According to the Associated Press, Poitier died Thursday at his home in Los Angeles.
Following his death, his longtime friend and collaborator Harry Belafonte issued a statement reflecting on his long-term relationship with Poitier.
“For over 80 years, Sidney and I laughed, cried and made as much mischief as we could,” he wrote. “He was truly my brother and partner in trying to make this world a little better. He certainly made mine a whole lot better.”
Born in Miami to a Bahamian family, Poitier lived in the Bahamas until he relocated to the U.S. with his family, living first in Miami and then New York City.
In 1943, Poitier lied about his age to enlist in the U.S. Army and worked in a Veteran’s Administration hospital but after becoming disenchanted with the way patients were treated at the facility and feigned mental illness to obtain a discharge.
Following his discharge from the military, Poitier joined the American Negro Theater, landing leading roles in the Broadway production Lysistrata, which closed after just four days, and as an understudy in Anna Lucasta.
In 1949, Poitier transitioned to the silver screen after he was cast in the Darryl F. Zanuck film No Way Out. In the film, he portrayed a black doctor tasked with treating an overt bigot, exploring themes of racism and equality that would be a prominent part of many of his future roles.
Poitier became a household name for many Americans in 1958 when he was cast alongside Tony Curtis in Stanley Kramer’s The Defiant Ones. In the film, Poitier played Noah Cullen, a black convict shackled by leg irons to a white convict during an escape attempt.
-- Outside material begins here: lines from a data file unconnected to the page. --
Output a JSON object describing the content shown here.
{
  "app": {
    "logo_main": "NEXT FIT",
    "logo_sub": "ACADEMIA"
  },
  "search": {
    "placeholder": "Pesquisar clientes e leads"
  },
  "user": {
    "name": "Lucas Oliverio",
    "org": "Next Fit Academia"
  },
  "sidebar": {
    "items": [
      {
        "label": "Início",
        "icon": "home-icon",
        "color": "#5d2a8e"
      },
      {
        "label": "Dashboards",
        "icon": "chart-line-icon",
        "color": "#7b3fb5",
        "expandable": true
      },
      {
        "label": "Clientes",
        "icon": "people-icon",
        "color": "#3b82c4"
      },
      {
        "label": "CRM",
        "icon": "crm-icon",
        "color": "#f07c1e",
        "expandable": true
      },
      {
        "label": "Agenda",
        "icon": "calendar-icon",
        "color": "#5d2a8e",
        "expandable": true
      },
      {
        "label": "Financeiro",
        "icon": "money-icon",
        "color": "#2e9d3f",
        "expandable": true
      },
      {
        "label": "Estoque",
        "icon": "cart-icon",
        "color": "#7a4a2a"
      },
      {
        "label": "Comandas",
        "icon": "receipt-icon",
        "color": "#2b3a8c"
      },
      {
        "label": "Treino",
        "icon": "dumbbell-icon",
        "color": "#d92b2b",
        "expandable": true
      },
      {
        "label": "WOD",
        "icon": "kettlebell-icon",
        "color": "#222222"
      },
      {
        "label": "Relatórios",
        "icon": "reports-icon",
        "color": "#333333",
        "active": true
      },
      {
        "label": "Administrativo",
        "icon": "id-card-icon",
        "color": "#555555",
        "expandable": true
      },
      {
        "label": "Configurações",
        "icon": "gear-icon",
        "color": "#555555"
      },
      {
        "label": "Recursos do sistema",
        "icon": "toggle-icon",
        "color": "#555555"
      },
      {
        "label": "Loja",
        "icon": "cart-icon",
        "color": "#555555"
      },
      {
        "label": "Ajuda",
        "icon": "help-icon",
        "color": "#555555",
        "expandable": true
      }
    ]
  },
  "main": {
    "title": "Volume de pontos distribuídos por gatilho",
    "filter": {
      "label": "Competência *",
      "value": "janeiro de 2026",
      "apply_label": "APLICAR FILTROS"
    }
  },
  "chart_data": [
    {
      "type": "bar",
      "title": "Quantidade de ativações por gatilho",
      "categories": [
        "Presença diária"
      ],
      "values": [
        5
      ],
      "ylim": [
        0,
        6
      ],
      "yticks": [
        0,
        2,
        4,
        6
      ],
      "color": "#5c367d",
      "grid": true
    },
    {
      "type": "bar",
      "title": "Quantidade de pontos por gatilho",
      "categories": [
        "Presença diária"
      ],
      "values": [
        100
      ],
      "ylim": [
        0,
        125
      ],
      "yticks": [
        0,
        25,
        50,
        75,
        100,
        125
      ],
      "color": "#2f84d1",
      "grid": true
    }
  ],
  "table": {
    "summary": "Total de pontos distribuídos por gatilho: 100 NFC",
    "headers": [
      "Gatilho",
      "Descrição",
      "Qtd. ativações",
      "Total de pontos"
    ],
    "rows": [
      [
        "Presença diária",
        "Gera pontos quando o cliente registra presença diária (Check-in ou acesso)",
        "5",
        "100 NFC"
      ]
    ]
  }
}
The two men start as enemies but gradually come to rely on one another.
The film was a critical and financial success, earning two Academy Awards and nine nominations, as well as the Silver Bear for Best Actor for Poitier at the Berlin International Film Festival and Best Foreign Actor from the British Academy Film Awards.
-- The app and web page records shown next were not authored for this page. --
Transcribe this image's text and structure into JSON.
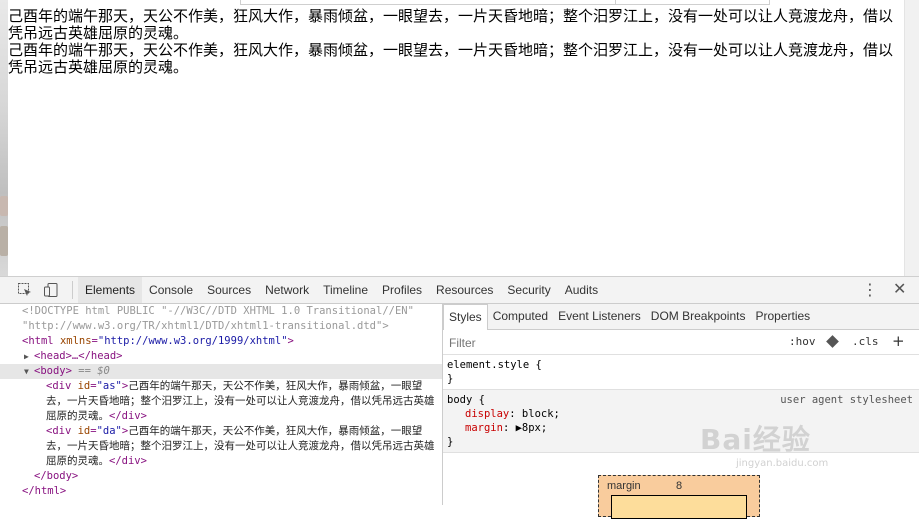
{
  "page": {
    "paragraphs": [
      "己酉年的端午那天，天公不作美，狂风大作，暴雨倾盆，一眼望去，一片天昏地暗；整个汨罗江上，没有一处可以让人竞渡龙舟，借以凭吊远古英雄屈原的灵魂。",
      "己酉年的端午那天，天公不作美，狂风大作，暴雨倾盆，一眼望去，一片天昏地暗；整个汨罗江上，没有一处可以让人竞渡龙舟，借以凭吊远古英雄屈原的灵魂。"
    ]
  },
  "devtools": {
    "tabs": [
      "Elements",
      "Console",
      "Sources",
      "Network",
      "Timeline",
      "Profiles",
      "Resources",
      "Security",
      "Audits"
    ],
    "active_tab": "Elements",
    "icons": {
      "inspect": "inspect-element-icon",
      "device": "device-mode-icon",
      "menu": "more-vertical-icon",
      "close": "close-icon"
    },
    "menu_glyph": "⋮",
    "close_glyph": "✕"
  },
  "tree": {
    "doctype_1": "<!DOCTYPE html PUBLIC \"-//W3C//DTD XHTML 1.0 Transitional//EN\"",
    "doctype_2": "\"http://www.w3.org/TR/xhtml1/DTD/xhtml1-transitional.dtd\">",
    "html_open_tag": "<html ",
    "html_attr_name": "xmlns",
    "html_attr_val": "\"http://www.w3.org/1999/xhtml\"",
    "html_close_bracket": ">",
    "head": "<head>…</head>",
    "body_open": "<body>",
    "body_eq": "== $0",
    "div1_open": "<div ",
    "div1_attr_name": "id",
    "div1_attr_val": "\"as\"",
    "div1_text": "己酉年的端午那天，天公不作美，狂风大作，暴雨倾盆，一眼望去，一片天昏地暗；整个汨罗江上，没有一处可以让人竞渡龙舟，借以凭吊远古英雄屈原的灵魂。",
    "div_close": "</div>",
    "div2_open": "<div ",
    "div2_attr_name": "id",
    "div2_attr_val": "\"da\"",
    "div2_text": "己酉年的端午那天，天公不作美，狂风大作，暴雨倾盆，一眼望去，一片天昏地暗；整个汨罗江上，没有一处可以让人竞渡龙舟，借以凭吊远古英雄屈原的灵魂。",
    "body_close": "</body>",
    "html_close": "</html>"
  },
  "styles": {
    "tabs": [
      "Styles",
      "Computed",
      "Event Listeners",
      "DOM Breakpoints",
      "Properties"
    ],
    "active_tab": "Styles",
    "filter_placeholder": "Filter",
    "hov": ":hov",
    "cls": ".cls",
    "plus": "+",
    "element_style_open": "element.style {",
    "element_style_close": "}",
    "body_rule_selector": "body {",
    "body_rule_source": "user agent stylesheet",
    "prop_display_name": "display",
    "prop_display_value": "block;",
    "prop_margin_name": "margin",
    "prop_margin_value": "▶8px;",
    "rule_close": "}",
    "boxmodel_label": "margin",
    "boxmodel_value": "8"
  },
  "watermark": {
    "brand": "Bai经验",
    "url": "jingyan.baidu.com"
  }
}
Poitier won an Oscar in 1964 for his portrayal of Homer Smith, a determined handyman helping a group of nuns to build a chapel in Lillies of the Field. His performance in the film helped Poitier to win the Academy Award for Best Actor, becoming the first black actor to win a competitive Oscar and only the second to win any Oscar following Hattie McDaniel, who won Best Supporting Actress for Gone with the Wind.
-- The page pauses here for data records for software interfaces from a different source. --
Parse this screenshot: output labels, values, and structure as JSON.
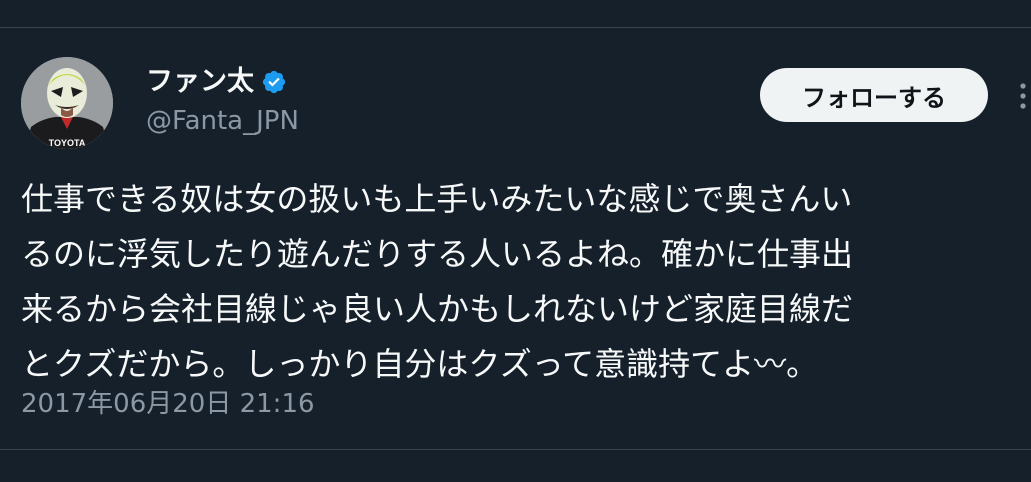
{
  "tweet": {
    "author": {
      "display_name": "ファン太",
      "handle": "@Fanta_JPN",
      "verified_icon": "verified-badge-icon",
      "avatar_jersey_text": "TOYOTA"
    },
    "follow_label": "フォローする",
    "more_icon": "more-vertical-icon",
    "text_lines": [
      "仕事できる奴は女の扱いも上手いみたいな感じで奥さんい",
      "るのに浮気したり遊んだりする人いるよね。確かに仕事出",
      "来るから会社目線じゃ良い人かもしれないけど家庭目線だ",
      "とクズだから。しっかり自分はクズって意識持てよ〰。"
    ],
    "timestamp": "2017年06月20日 21:16"
  },
  "colors": {
    "background": "#15202b",
    "text_primary": "#f7f9f9",
    "text_secondary": "#8b98a5",
    "verified_blue": "#1d9bf0",
    "divider": "#38444d",
    "button_bg": "#eff3f4",
    "button_text": "#0f1419"
  }
}
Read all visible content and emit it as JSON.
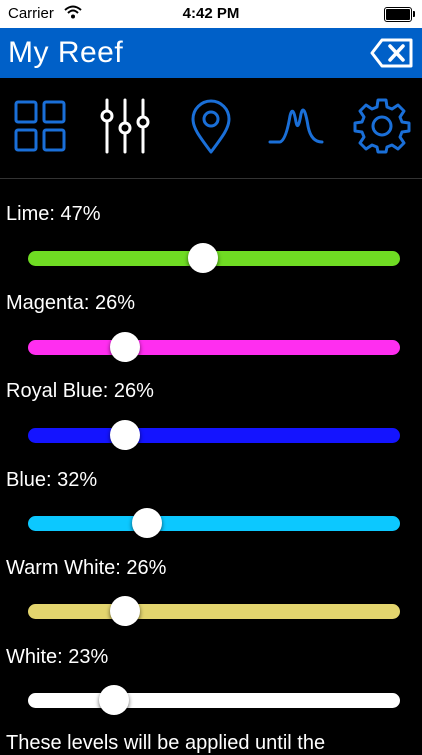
{
  "status_bar": {
    "carrier": "Carrier",
    "time": "4:42 PM"
  },
  "header": {
    "title": "My Reef",
    "delete_icon": "delete-backspace-icon"
  },
  "tabs": [
    {
      "icon": "grid-icon",
      "selected": false
    },
    {
      "icon": "sliders-icon",
      "selected": true
    },
    {
      "icon": "location-pin-icon",
      "selected": false
    },
    {
      "icon": "spectrum-icon",
      "selected": false
    },
    {
      "icon": "gear-icon",
      "selected": false
    }
  ],
  "channels": [
    {
      "label": "Lime: 47%",
      "value": 47,
      "color": "#6fdc23"
    },
    {
      "label": "Magenta: 26%",
      "value": 26,
      "color": "#ff2ef0"
    },
    {
      "label": "Royal Blue: 26%",
      "value": 26,
      "color": "#1414ff"
    },
    {
      "label": "Blue: 32%",
      "value": 32,
      "color": "#0cc8ff"
    },
    {
      "label": "Warm White: 26%",
      "value": 26,
      "color": "#e3d56e"
    },
    {
      "label": "White: 23%",
      "value": 23,
      "color": "#ffffff"
    }
  ],
  "footer": {
    "text": "These levels will be applied until the"
  },
  "colors": {
    "accent": "#0060c8",
    "icon": "#1a6fd8"
  }
}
Poitier also portrayed police detective Virgil Tibbs in Norman Jewison’s crime drama In the Heat of the Night. In the riveting drama, Poitier helps a reluctant police commander investigate a homicide in a rural southern town.
He revisited issues of race in America again with Stanley Kramer’s social drama Guess Who’s Coming to Dinner, in which Poitier surprises his white partner’s parents. The film was one of the first to portray racial marriage in a positive light, despite it still being illegal in 17 states just 6 months prior to the release of the film.
In addition to his work in front of the camera, Poitier was also a director and helmed films such as the Gene Wilder/Richard Pryor vehicle Stir Crazy, and Uptown Saturday Night which featured Harry Belafonte, Bill Cosby, Calvin Lockhart, and Sidney Poitier in lead roles.
As well, Poitier also served in diplomatic roles on the world stage, including a decade as the ambassador from the Bahamas to Japan from 1997 to 2007 and the Bahamian representative to UNESCO during the same time period.
A scene from In The Heat of the Night